GEnie, General Electric's quark of an on-line service (being small and insignificant, but having an electrical charge :-) is working diligently to make a name for itself in the burgeoning world of on-line services. Software developer Interplay Productions is developing two on-line games exclusively for GEnie. The first, slated for an August release, will be a deluxe version of the popular game Descent, featuring new game variations, tournament play and new levels added weekly. The second title has yet to be announced.

More from the sounds-cool-if-it-isn't-vaporware department: CompuServe says it is developing a technology to bring video images and real-time text transmission to its service by the end of the year. The product, called CompuServe Viewer, will provide still video images, refreshed once every 30 seconds and real-time closed captioned text. The first company to demonstrate the service will be Cable News Network. So, CIS users will be able to watch CNN (well, see occasional still pictures from CNN) while reading the captioning. Too bad they can't send real-time audio. Oh well, maybe in another year or three.

Wow, they're cooperating!

The big three on-line services -- Prodigy, CompuServe, and America Online, are taking the first steps toward interacting with each other. The on-line moguls are considering creating direct links between their computers to speed up (and improve the reliability of) popular services such as e-mail, games and chat services. AOL users and CompuServe users chatting with each other? It seems far-fetched, but it may be in the works.

What can this mean? Not only are the on-line services and Internet meshing to become one, but the on-line services are considering meshing some of their services together.
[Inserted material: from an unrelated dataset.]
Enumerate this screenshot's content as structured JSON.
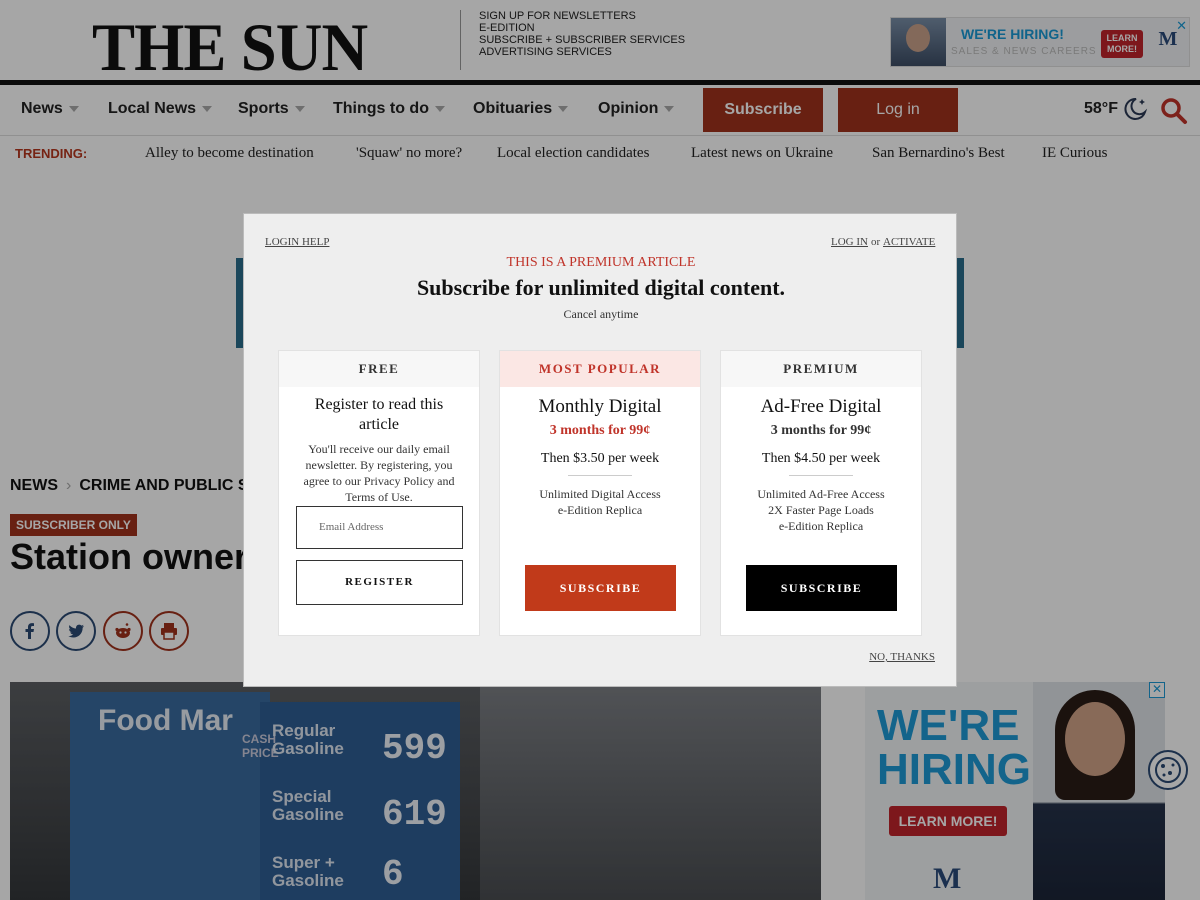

Could this be the beginning of a true universal information network, a massive cooperative cyberspace where information from every service is available at our fingertips for only pennies? Don't hold your breath, kids.


Articles by Kevin Savetz